Dataset rows describing interfaces
* * * * *

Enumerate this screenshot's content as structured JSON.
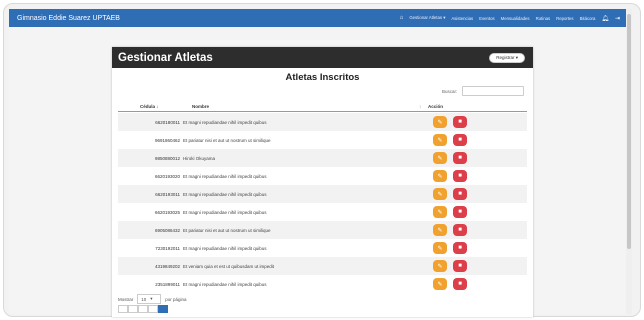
{
  "navbar": {
    "brand": "Gimnasio Eddie Suarez UPTAEB",
    "items": [
      "Gestionar Atletas ▾",
      "Asistencias",
      "Eventos",
      "Mensualidades",
      "Rutinas",
      "Reportes",
      "Bitácora"
    ]
  },
  "card": {
    "title": "Gestionar Atletas",
    "register_label": "Registrar ▾",
    "subtitle": "Atletas Inscritos",
    "search_label": "Buscar:",
    "columns": {
      "cedula": "Cédula ↓",
      "nombre": "Nombre",
      "accion": "Acción"
    },
    "rows": [
      {
        "cedula": "6620180011",
        "nombre": "Et magni repudiandae nihil impedit quibus"
      },
      {
        "cedula": "9691860462",
        "nombre": "Et pariatur nisi et aut ut nostrum ut similique"
      },
      {
        "cedula": "9850880012",
        "nombre": "Hiroki Okuyama"
      },
      {
        "cedula": "6620193020",
        "nombre": "Et magni repudiandae nihil impedit quibus"
      },
      {
        "cedula": "6620193011",
        "nombre": "Et magni repudiandae nihil impedit quibus"
      },
      {
        "cedula": "6620193025",
        "nombre": "Et magni repudiandae nihil impedit quibus"
      },
      {
        "cedula": "6905086432",
        "nombre": "Et pariatur nisi et aut ut nostrum ut similique"
      },
      {
        "cedula": "7230192011",
        "nombre": "Et magni repudiandae nihil impedit quibus"
      },
      {
        "cedula": "4319849202",
        "nombre": "Et veniam quia et est ut quibusdam ut impedit"
      },
      {
        "cedula": "2351899011",
        "nombre": "Et magni repudiandae nihil impedit quibus"
      }
    ],
    "footer": {
      "show_label": "Mostrar",
      "page_size": "10",
      "per_page_label": "por página"
    }
  },
  "colors": {
    "navbar": "#2f6db5",
    "header": "#2d2d2d",
    "edit": "#f0a12e",
    "delete": "#dc3f4a"
  }
}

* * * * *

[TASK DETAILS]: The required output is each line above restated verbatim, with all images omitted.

[EXPECTED ANSWER]:
Enumerate this screenshot's content as structured JSON.
{
  "navbar": {
    "brand": "Gimnasio Eddie Suarez UPTAEB",
    "items": [
      "Gestionar Atletas ▾",
      "Asistencias",
      "Eventos",
      "Mensualidades",
      "Rutinas",
      "Reportes",
      "Bitácora"
    ]
  },
  "card": {
    "title": "Gestionar Atletas",
    "register_label": "Registrar ▾",
    "subtitle": "Atletas Inscritos",
    "search_label": "Buscar:",
    "columns": {
      "cedula": "Cédula ↓",
      "nombre": "Nombre",
      "accion": "Acción"
    },
    "rows": [
      {
        "cedula": "6620180011",
        "nombre": "Et magni repudiandae nihil impedit quibus"
      },
      {
        "cedula": "9691860462",
        "nombre": "Et pariatur nisi et aut ut nostrum ut similique"
      },
      {
        "cedula": "9850880012",
        "nombre": "Hiroki Okuyama"
      },
      {
        "cedula": "6620193020",
        "nombre": "Et magni repudiandae nihil impedit quibus"
      },
      {
        "cedula": "6620193011",
        "nombre": "Et magni repudiandae nihil impedit quibus"
      },
      {
        "cedula": "6620193025",
        "nombre": "Et magni repudiandae nihil impedit quibus"
      },
      {
        "cedula": "6905086432",
        "nombre": "Et pariatur nisi et aut ut nostrum ut similique"
      },
      {
        "cedula": "7230192011",
        "nombre": "Et magni repudiandae nihil impedit quibus"
      },
      {
        "cedula": "4319849202",
        "nombre": "Et veniam quia et est ut quibusdam ut impedit"
      },
      {
        "cedula": "2351899011",
        "nombre": "Et magni repudiandae nihil impedit quibus"
      }
    ],
    "footer": {
      "show_label": "Mostrar",
      "page_size": "10",
      "per_page_label": "por página"
    }
  },
  "colors": {
    "navbar": "#2f6db5",
    "header": "#2d2d2d",
    "edit": "#f0a12e",
    "delete": "#dc3f4a"
  }
}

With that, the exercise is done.